“Doubt thou the stars are fire;
Doubt that the sun doth move;
Doubt truth to be a liar;
But never doubt I love.”

~ William Shakespeare, Hamlet, 1609

Our own fiery star, the Sun, has a magnetic field which follows an 11 year solar cycle and flips polarity - the Sun's north and south poles switch places. Giant eruptions on the Sun, such as solar flares and coronal mass ejections, also increase during this period causing a sort of "solar storm," the effects of which are felt on Earth. The solar storm of 1859 (also known as the Carrington Event) was a powerful geomagnetic solar storm during solar cycle 10 (1855–1867). A solar coronal mass ejection hit Earth's magnetosphere and induced one of the largest geomagnetic storms on record, September 1–2, 1859, causing strong auroral displays and wreaking havoc with telegraph systems! A solar storm of this magnitude occurring today would cause widespread electrical disruptions, blackouts and damage due to extended outages of the electrical grid. One such solar storm with this sort of potential passed Earth's orbit in 2012 without striking the planet, missing by nine days!☀️

A solar flare is a sudden flash of increased brightness, usually observed near the sun's surface. Flares are often, but not always, accompanied by a coronal mass ejection.  The flare ejects clouds of electrons, ions, and atoms along with the electromagnetic waves through the Sun's corona into outer space

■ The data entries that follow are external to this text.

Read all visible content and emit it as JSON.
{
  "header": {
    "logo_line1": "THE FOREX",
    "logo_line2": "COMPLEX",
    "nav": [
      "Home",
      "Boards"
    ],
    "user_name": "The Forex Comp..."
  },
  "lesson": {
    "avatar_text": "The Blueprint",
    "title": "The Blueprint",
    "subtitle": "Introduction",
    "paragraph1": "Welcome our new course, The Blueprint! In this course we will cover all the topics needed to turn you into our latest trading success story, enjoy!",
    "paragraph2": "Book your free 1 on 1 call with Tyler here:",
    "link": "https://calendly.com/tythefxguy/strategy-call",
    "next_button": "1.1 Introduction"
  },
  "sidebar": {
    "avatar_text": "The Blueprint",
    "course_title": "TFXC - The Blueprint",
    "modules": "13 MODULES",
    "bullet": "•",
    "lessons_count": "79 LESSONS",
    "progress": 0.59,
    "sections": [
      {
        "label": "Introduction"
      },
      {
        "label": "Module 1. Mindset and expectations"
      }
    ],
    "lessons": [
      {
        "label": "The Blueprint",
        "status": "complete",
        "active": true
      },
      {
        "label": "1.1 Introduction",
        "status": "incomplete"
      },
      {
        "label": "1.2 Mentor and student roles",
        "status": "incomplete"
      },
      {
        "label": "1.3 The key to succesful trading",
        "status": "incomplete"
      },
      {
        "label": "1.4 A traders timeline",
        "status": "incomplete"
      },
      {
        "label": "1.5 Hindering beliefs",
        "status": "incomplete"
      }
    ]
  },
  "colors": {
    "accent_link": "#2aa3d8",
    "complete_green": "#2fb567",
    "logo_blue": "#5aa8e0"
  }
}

Solar flares strongly influence the local space weather in the vicinity of the Earth. They can produce streams of highly energetic particles in the solar wind or stellar wind, known as a solar proton event. These particles can impact the Earth's magnetosphere (see main article at geomagnetic storm), and present radiation hazards to spacecraft and astronauts. Additionally, massive solar flares are sometimes accompanied by coronal mass ejections (CMEs) which can trigger geomagnetic storms that have been known to disable satellites and knock out terrestrial electric power grids for extended periods of time.

The solar storm of 1859 (also known as the Carrington Event)  was a powerful geomagnetic solar storm during solar cycle 10 (1855–1867). A solar coronal mass ejection (CME) hit Earth's magnetosphere and induced one of the largest geomagnetic storms on record, September 1–2, 1859. The associated "white light flare" in the solar photosphere was observed and recorded by British astronomers Richard C. Carrington (1826–1875) and Richard Hodgson (1804–1872).

A solar storm of this magnitude occurring today would cause widespread disruptions and damage due to extended outages of the electrical grid. The solar storm of 2012 was of similar magnitude, but it passed Earth's orbit without striking the planet.

These same energetic particles in the magnetosphere contribute to the aurora borealis and aurora australis.

This fiery tartan by designer Carol A.L. Martin, replicates the hot colors of the sun against the black of empty space.

For more about solar events, click the flaring sun for a link to a Solar Activity watch site.